In 2009, researchers at the University of Oslo discovered that wearing rings increased the total number of bacteria on healthcare workers’ hands. In fact, individuals wearing rings were twice as likely to have Enterobacteriaceae (a group that includes E. coli and salmonella) on their hands than those who didn’t wear jewelry.
Hundreds of times each day, you touch your phone—or hold it to your face. Needless to say, the thing could certainly use a regular cleaning. So, just how dirty is your device? According to a 2017 study of healthcare workers’ phones published in the Iranian Journal of Micobiology, 46 percent of participants had six different types of bacterial growth on their phones. Acinetobacter baumannii, a major source of infection in hospitals, and antibiotic-resistant staphylococcus aureuswere among the most common.
Before going out for a drive, you might want to consider wiping down your steering wheel first.
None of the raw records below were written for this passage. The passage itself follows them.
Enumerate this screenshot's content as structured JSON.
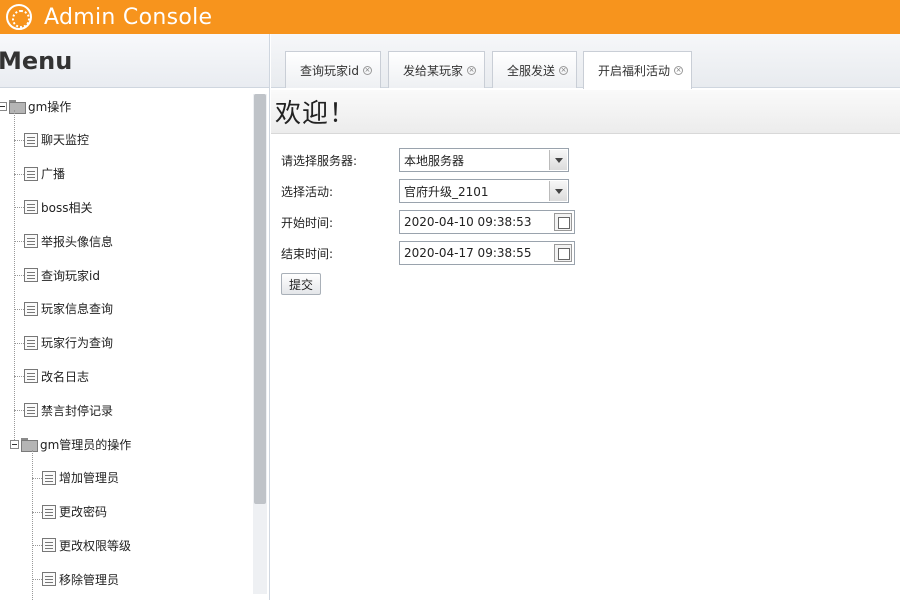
{
  "header": {
    "title": "Admin Console",
    "accent_color": "#f7941d",
    "logo_icon": "orange-slice-icon"
  },
  "sidebar": {
    "title": "Menu",
    "tree": [
      {
        "label": "gm操作",
        "type": "folder",
        "expanded": true,
        "level": 0
      },
      {
        "label": "聊天监控",
        "type": "page",
        "level": 1
      },
      {
        "label": "广播",
        "type": "page",
        "level": 1
      },
      {
        "label": "boss相关",
        "type": "page",
        "level": 1
      },
      {
        "label": "举报头像信息",
        "type": "page",
        "level": 1
      },
      {
        "label": "查询玩家id",
        "type": "page",
        "level": 1
      },
      {
        "label": "玩家信息查询",
        "type": "page",
        "level": 1
      },
      {
        "label": "玩家行为查询",
        "type": "page",
        "level": 1
      },
      {
        "label": "改名日志",
        "type": "page",
        "level": 1
      },
      {
        "label": "禁言封停记录",
        "type": "page",
        "level": 1
      },
      {
        "label": "gm管理员的操作",
        "type": "folder",
        "expanded": true,
        "level": 1
      },
      {
        "label": "增加管理员",
        "type": "page",
        "level": 2
      },
      {
        "label": "更改密码",
        "type": "page",
        "level": 2
      },
      {
        "label": "更改权限等级",
        "type": "page",
        "level": 2
      },
      {
        "label": "移除管理员",
        "type": "page",
        "level": 2
      }
    ]
  },
  "tabs": [
    {
      "label": "查询玩家id",
      "active": false
    },
    {
      "label": "发给某玩家",
      "active": false
    },
    {
      "label": "全服发送",
      "active": false
    },
    {
      "label": "开启福利活动",
      "active": true
    }
  ],
  "main": {
    "welcome": "欢迎！",
    "form": {
      "server_label": "请选择服务器:",
      "server_value": "本地服务器",
      "activity_label": "选择活动:",
      "activity_value": "官府升级_2101",
      "start_label": "开始时间:",
      "start_value": "2020-04-10 09:38:53",
      "end_label": "结束时间:",
      "end_value": "2020-04-17 09:38:55",
      "submit_label": "提交"
    }
  }
}
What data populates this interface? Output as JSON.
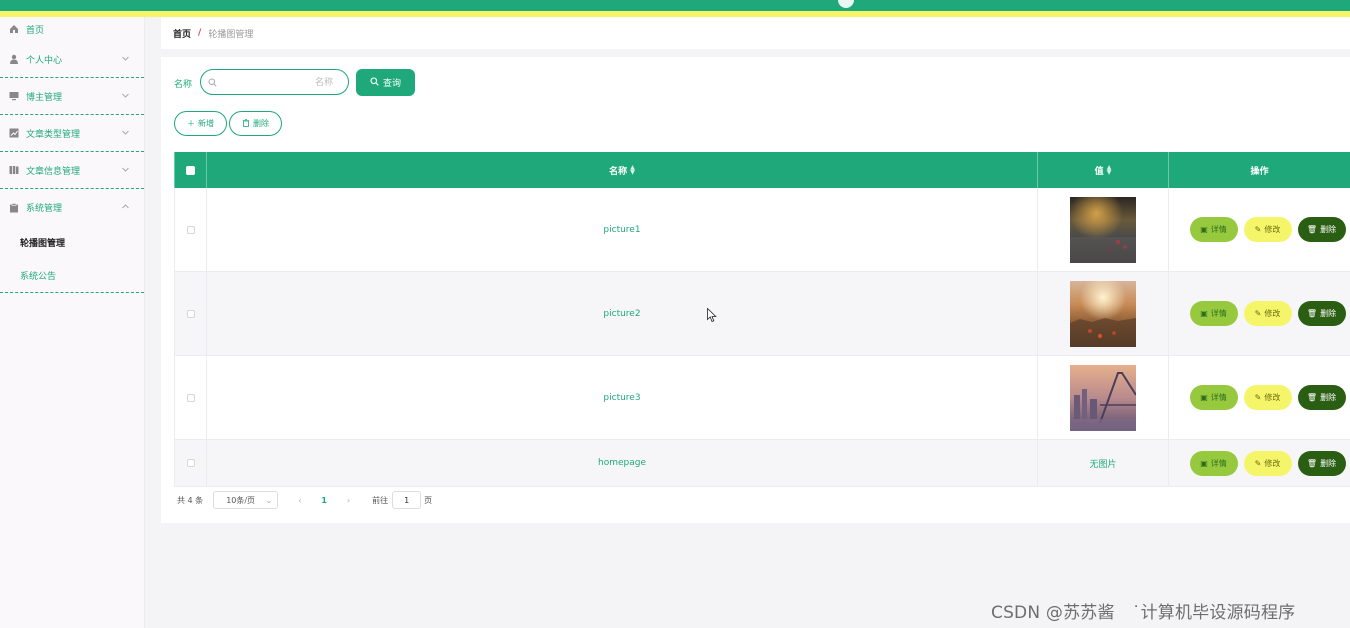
{
  "sidebar": {
    "items": [
      {
        "label": "首页",
        "icon": "home-icon"
      },
      {
        "label": "个人中心",
        "icon": "user-icon"
      },
      {
        "label": "博主管理",
        "icon": "monitor-icon"
      },
      {
        "label": "文章类型管理",
        "icon": "chart-icon"
      },
      {
        "label": "文章信息管理",
        "icon": "book-icon"
      },
      {
        "label": "系统管理",
        "icon": "clipboard-icon"
      }
    ],
    "sub_items": [
      {
        "label": "轮播图管理",
        "active": true
      },
      {
        "label": "系统公告",
        "active": false
      }
    ]
  },
  "breadcrumb": {
    "home": "首页",
    "separator": "/",
    "current": "轮播图管理"
  },
  "search": {
    "label": "名称",
    "placeholder": "名称",
    "button": "查询"
  },
  "actions": {
    "add": "新增",
    "delete": "删除"
  },
  "table": {
    "headers": {
      "name": "名称",
      "value": "值",
      "ops": "操作"
    },
    "rows": [
      {
        "name": "picture1",
        "value_type": "image",
        "value": ""
      },
      {
        "name": "picture2",
        "value_type": "image",
        "value": ""
      },
      {
        "name": "picture3",
        "value_type": "image",
        "value": ""
      },
      {
        "name": "homepage",
        "value_type": "text",
        "value": "无图片"
      }
    ],
    "row_actions": {
      "detail": "详情",
      "edit": "修改",
      "remove": "删除"
    }
  },
  "pagination": {
    "total": "共 4 条",
    "page_size": "10条/页",
    "current_page": "1",
    "goto_label": "前往",
    "goto_value": "1",
    "page_suffix": "页"
  },
  "watermark": "CSDN @苏苏酱　˙计算机毕设源码程序",
  "colors": {
    "primary": "#1fa97b",
    "accent_yellow": "#f7f46c",
    "detail_btn": "#96c93d",
    "edit_btn": "#f5f56a",
    "remove_btn": "#2a5e12"
  }
}
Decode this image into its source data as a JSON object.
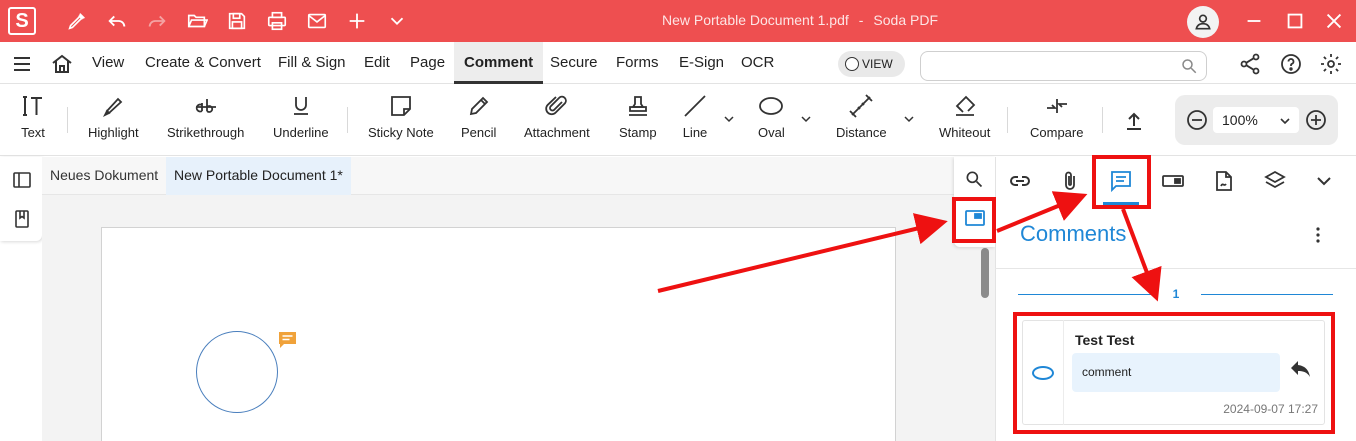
{
  "titlebar": {
    "logo_letter": "S",
    "doc_name": "New Portable Document 1.pdf",
    "separator": "-",
    "app_name": "Soda PDF"
  },
  "menu": {
    "items": [
      "View",
      "Create & Convert",
      "Fill & Sign",
      "Edit",
      "Page",
      "Comment",
      "Secure",
      "Forms",
      "E-Sign",
      "OCR"
    ],
    "active": "Comment",
    "view_toggle": "VIEW",
    "search_placeholder": ""
  },
  "toolbar": {
    "tools": [
      "Text",
      "Highlight",
      "Strikethrough",
      "Underline",
      "Sticky Note",
      "Pencil",
      "Attachment",
      "Stamp",
      "Line",
      "Oval",
      "Distance",
      "Whiteout",
      "Compare"
    ],
    "zoom": "100%"
  },
  "doc_tabs": [
    "Neues Dokument",
    "New Portable Document 1*"
  ],
  "panel": {
    "title": "Comments",
    "page_number": "1",
    "comment": {
      "author": "Test Test",
      "text": "comment",
      "timestamp": "2024-09-07 17:27"
    }
  },
  "colors": {
    "brand_red": "#ee4f50",
    "accent_blue": "#1f87d6",
    "annotation_red": "#ee1111",
    "note_orange": "#f0a23a"
  }
}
A recent study from CarRentals.com revealed that the average steering wheel harbors 629 colony-forming bacterial units per centimeter—four times the amount found on an average public toilet seat.
If you want to keep your home a whole lot cleaner, make a point of wiping down your remote controls at the end of every day. Research presented at the 2012 General Meeting of the American Society for Microbiology revealed that remote controls are the most germ-laden items in hotel rooms, with fecal bacteria appearing on 81 percent of remotes studied.
Just because they spend their time sitting in suds doesn’t mean bath toys are clean as a whistle. Think of it this way: Bath toys actually spend a good portion of their day soaking in bacteria-laden water. Research published in Biofilms and Microbiomes in 2018 revealed that 58 percent of bath toys contained fungi, while one-third of bath toys had both listeria and L. pneumophila bacteria, the latter being a primary cause of Legionnaires’ disease.
If you think those people using their elbows or paper towels to open doors are being paranoid, think again. According to a 2012 study published in the Continental Journal of Medical Research, among 180 door handles and knobs swabbed by researchers, nearly 87 percent had bacterial contamination, with 30 percent testing positive for staphylococcus aureus, 16 percent testing positive for E. coli, and 26 percent harboring Klebsiella pneumoniae, bacteria associated with the development of pneumonia and bronchitis.
If you think that your shower head is a self-cleaning entity, you’re sadly mistaken. In fact, to keep everyone in your household healthy, it’s well worth it to wipe your shower head down with an antibacterial cleaner or bleach solution on a daily basis. So, what do you risk if you choose not to? Well, research published in 2018 by the American Society for Microbiology links the bacteria commonly found on shower heads to an increased risk of respiratory illnesses.